Give back each line of the data exactly.

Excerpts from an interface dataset
########################################
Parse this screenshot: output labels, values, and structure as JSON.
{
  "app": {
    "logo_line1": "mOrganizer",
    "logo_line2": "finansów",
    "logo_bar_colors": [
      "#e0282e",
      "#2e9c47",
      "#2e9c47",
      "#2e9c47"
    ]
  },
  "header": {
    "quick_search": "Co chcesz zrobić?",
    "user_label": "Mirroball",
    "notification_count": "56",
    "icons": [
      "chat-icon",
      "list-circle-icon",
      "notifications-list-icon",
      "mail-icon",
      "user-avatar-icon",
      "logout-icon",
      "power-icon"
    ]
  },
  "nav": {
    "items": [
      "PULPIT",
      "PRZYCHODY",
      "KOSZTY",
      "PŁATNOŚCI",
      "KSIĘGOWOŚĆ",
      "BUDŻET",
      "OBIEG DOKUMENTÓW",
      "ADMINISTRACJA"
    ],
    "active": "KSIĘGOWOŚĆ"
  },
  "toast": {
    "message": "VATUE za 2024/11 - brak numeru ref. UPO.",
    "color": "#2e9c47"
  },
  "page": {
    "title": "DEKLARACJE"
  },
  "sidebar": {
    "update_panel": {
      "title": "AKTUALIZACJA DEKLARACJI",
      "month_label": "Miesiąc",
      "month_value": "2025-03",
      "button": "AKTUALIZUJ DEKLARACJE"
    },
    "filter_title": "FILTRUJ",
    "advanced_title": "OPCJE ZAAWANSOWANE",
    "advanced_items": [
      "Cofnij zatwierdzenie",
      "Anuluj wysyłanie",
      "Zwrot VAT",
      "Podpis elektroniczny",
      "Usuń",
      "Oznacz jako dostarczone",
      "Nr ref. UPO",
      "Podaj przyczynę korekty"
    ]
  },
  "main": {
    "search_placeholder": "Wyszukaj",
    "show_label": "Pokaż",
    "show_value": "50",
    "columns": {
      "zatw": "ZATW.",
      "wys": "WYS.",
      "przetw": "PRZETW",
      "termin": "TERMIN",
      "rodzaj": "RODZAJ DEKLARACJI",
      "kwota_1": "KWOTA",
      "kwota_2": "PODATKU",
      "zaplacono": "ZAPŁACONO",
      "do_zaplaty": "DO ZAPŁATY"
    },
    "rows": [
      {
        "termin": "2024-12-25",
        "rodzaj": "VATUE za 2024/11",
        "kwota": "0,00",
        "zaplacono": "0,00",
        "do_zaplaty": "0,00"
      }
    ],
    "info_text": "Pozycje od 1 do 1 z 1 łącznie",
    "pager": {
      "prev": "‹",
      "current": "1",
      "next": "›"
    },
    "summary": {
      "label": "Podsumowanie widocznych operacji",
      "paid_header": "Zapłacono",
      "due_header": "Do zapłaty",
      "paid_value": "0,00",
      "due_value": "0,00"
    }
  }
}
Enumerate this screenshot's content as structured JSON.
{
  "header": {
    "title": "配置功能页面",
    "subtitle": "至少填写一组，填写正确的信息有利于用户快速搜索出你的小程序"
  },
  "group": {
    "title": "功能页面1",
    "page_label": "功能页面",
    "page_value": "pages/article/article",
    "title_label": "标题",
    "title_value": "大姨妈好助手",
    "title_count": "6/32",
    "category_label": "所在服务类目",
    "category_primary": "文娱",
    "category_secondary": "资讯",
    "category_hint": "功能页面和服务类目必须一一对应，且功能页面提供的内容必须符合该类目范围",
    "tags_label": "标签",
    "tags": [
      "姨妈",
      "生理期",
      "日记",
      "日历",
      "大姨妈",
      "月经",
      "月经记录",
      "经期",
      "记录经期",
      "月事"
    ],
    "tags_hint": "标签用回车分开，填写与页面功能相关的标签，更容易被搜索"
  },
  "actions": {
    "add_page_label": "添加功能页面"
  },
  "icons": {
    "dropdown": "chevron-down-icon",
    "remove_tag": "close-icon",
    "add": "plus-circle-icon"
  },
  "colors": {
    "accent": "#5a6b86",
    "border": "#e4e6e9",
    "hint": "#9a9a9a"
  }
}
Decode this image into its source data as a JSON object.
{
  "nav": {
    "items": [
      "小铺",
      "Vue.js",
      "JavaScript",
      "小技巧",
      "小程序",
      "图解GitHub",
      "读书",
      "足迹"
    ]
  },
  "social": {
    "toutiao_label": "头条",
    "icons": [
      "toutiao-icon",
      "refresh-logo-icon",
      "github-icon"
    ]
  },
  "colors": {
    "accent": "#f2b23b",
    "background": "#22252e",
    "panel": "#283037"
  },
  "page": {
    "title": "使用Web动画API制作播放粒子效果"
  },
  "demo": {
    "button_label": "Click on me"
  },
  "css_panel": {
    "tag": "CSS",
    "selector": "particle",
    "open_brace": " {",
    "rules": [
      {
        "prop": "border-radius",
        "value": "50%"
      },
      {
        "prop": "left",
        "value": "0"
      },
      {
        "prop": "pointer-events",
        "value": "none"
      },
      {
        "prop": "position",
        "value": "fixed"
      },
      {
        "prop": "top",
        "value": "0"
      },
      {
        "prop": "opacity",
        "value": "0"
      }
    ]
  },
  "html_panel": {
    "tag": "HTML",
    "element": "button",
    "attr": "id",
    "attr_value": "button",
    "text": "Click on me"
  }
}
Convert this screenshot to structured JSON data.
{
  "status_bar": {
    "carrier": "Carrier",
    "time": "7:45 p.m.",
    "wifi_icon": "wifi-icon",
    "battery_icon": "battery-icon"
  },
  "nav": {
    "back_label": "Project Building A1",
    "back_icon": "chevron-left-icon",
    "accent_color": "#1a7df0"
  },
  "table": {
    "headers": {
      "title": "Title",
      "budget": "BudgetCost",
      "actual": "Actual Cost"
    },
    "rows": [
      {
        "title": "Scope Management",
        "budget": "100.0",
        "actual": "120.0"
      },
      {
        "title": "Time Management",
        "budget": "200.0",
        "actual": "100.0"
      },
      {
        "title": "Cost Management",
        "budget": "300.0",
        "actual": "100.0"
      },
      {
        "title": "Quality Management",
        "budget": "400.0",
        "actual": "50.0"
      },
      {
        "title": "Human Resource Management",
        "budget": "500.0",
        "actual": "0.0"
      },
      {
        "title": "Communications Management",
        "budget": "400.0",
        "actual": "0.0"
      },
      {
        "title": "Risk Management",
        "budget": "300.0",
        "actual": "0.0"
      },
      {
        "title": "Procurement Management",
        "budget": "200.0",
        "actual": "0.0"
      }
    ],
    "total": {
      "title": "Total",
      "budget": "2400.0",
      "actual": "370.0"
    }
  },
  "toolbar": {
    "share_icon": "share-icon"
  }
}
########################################
- **Output below**:
Parse this screenshot: output labels, values, and structure as JSON.
{
  "app": {
    "logo_line1": "mOrganizer",
    "logo_line2": "finansów",
    "logo_bar_colors": [
      "#e0282e",
      "#2e9c47",
      "#2e9c47",
      "#2e9c47"
    ]
  },
  "header": {
    "quick_search": "Co chcesz zrobić?",
    "user_label": "Mirroball",
    "notification_count": "56",
    "icons": [
      "chat-icon",
      "list-circle-icon",
      "notifications-list-icon",
      "mail-icon",
      "user-avatar-icon",
      "logout-icon",
      "power-icon"
    ]
  },
  "nav": {
    "items": [
      "PULPIT",
      "PRZYCHODY",
      "KOSZTY",
      "PŁATNOŚCI",
      "KSIĘGOWOŚĆ",
      "BUDŻET",
      "OBIEG DOKUMENTÓW",
      "ADMINISTRACJA"
    ],
    "active": "KSIĘGOWOŚĆ"
  },
  "toast": {
    "message": "VATUE za 2024/11 - brak numeru ref. UPO.",
    "color": "#2e9c47"
  },
  "page": {
    "title": "DEKLARACJE"
  },
  "sidebar": {
    "update_panel": {
      "title": "AKTUALIZACJA DEKLARACJI",
      "month_label": "Miesiąc",
      "month_value": "2025-03",
      "button": "AKTUALIZUJ DEKLARACJE"
    },
    "filter_title": "FILTRUJ",
    "advanced_title": "OPCJE ZAAWANSOWANE",
    "advanced_items": [
      "Cofnij zatwierdzenie",
      "Anuluj wysyłanie",
      "Zwrot VAT",
      "Podpis elektroniczny",
      "Usuń",
      "Oznacz jako dostarczone",
      "Nr ref. UPO",
      "Podaj przyczynę korekty"
    ]
  },
  "main": {
    "search_placeholder": "Wyszukaj",
    "show_label": "Pokaż",
    "show_value": "50",
    "columns": {
      "zatw": "ZATW.",
      "wys": "WYS.",
      "przetw": "PRZETW",
      "termin": "TERMIN",
      "rodzaj": "RODZAJ DEKLARACJI",
      "kwota_1": "KWOTA",
      "kwota_2": "PODATKU",
      "zaplacono": "ZAPŁACONO",
      "do_zaplaty": "DO ZAPŁATY"
    },
    "rows": [
      {
        "termin": "2024-12-25",
        "rodzaj": "VATUE za 2024/11",
        "kwota": "0,00",
        "zaplacono": "0,00",
        "do_zaplaty": "0,00"
      }
    ],
    "info_text": "Pozycje od 1 do 1 z 1 łącznie",
    "pager": {
      "prev": "‹",
      "current": "1",
      "next": "›"
    },
    "summary": {
      "label": "Podsumowanie widocznych operacji",
      "paid_header": "Zapłacono",
      "due_header": "Do zapłaty",
      "paid_value": "0,00",
      "due_value": "0,00"
    }
  }
}
Enumerate this screenshot's content as structured JSON.
{
  "header": {
    "title": "配置功能页面",
    "subtitle": "至少填写一组，填写正确的信息有利于用户快速搜索出你的小程序"
  },
  "group": {
    "title": "功能页面1",
    "page_label": "功能页面",
    "page_value": "pages/article/article",
    "title_label": "标题",
    "title_value": "大姨妈好助手",
    "title_count": "6/32",
    "category_label": "所在服务类目",
    "category_primary": "文娱",
    "category_secondary": "资讯",
    "category_hint": "功能页面和服务类目必须一一对应，且功能页面提供的内容必须符合该类目范围",
    "tags_label": "标签",
    "tags": [
      "姨妈",
      "生理期",
      "日记",
      "日历",
      "大姨妈",
      "月经",
      "月经记录",
      "经期",
      "记录经期",
      "月事"
    ],
    "tags_hint": "标签用回车分开，填写与页面功能相关的标签，更容易被搜索"
  },
  "actions": {
    "add_page_label": "添加功能页面"
  },
  "icons": {
    "dropdown": "chevron-down-icon",
    "remove_tag": "close-icon",
    "add": "plus-circle-icon"
  },
  "colors": {
    "accent": "#5a6b86",
    "border": "#e4e6e9",
    "hint": "#9a9a9a"
  }
}
Decode this image into its source data as a JSON object.
{
  "nav": {
    "items": [
      "小铺",
      "Vue.js",
      "JavaScript",
      "小技巧",
      "小程序",
      "图解GitHub",
      "读书",
      "足迹"
    ]
  },
  "social": {
    "toutiao_label": "头条",
    "icons": [
      "toutiao-icon",
      "refresh-logo-icon",
      "github-icon"
    ]
  },
  "colors": {
    "accent": "#f2b23b",
    "background": "#22252e",
    "panel": "#283037"
  },
  "page": {
    "title": "使用Web动画API制作播放粒子效果"
  },
  "demo": {
    "button_label": "Click on me"
  },
  "css_panel": {
    "tag": "CSS",
    "selector": "particle",
    "open_brace": " {",
    "rules": [
      {
        "prop": "border-radius",
        "value": "50%"
      },
      {
        "prop": "left",
        "value": "0"
      },
      {
        "prop": "pointer-events",
        "value": "none"
      },
      {
        "prop": "position",
        "value": "fixed"
      },
      {
        "prop": "top",
        "value": "0"
      },
      {
        "prop": "opacity",
        "value": "0"
      }
    ]
  },
  "html_panel": {
    "tag": "HTML",
    "element": "button",
    "attr": "id",
    "attr_value": "button",
    "text": "Click on me"
  }
}
Convert this screenshot to structured JSON data.
{
  "status_bar": {
    "carrier": "Carrier",
    "time": "7:45 p.m.",
    "wifi_icon": "wifi-icon",
    "battery_icon": "battery-icon"
  },
  "nav": {
    "back_label": "Project Building A1",
    "back_icon": "chevron-left-icon",
    "accent_color": "#1a7df0"
  },
  "table": {
    "headers": {
      "title": "Title",
      "budget": "BudgetCost",
      "actual": "Actual Cost"
    },
    "rows": [
      {
        "title": "Scope Management",
        "budget": "100.0",
        "actual": "120.0"
      },
      {
        "title": "Time Management",
        "budget": "200.0",
        "actual": "100.0"
      },
      {
        "title": "Cost Management",
        "budget": "300.0",
        "actual": "100.0"
      },
      {
        "title": "Quality Management",
        "budget": "400.0",
        "actual": "50.0"
      },
      {
        "title": "Human Resource Management",
        "budget": "500.0",
        "actual": "0.0"
      },
      {
        "title": "Communications Management",
        "budget": "400.0",
        "actual": "0.0"
      },
      {
        "title": "Risk Management",
        "budget": "300.0",
        "actual": "0.0"
      },
      {
        "title": "Procurement Management",
        "budget": "200.0",
        "actual": "0.0"
      }
    ],
    "total": {
      "title": "Total",
      "budget": "2400.0",
      "actual": "370.0"
    }
  },
  "toolbar": {
    "share_icon": "share-icon"
  }
}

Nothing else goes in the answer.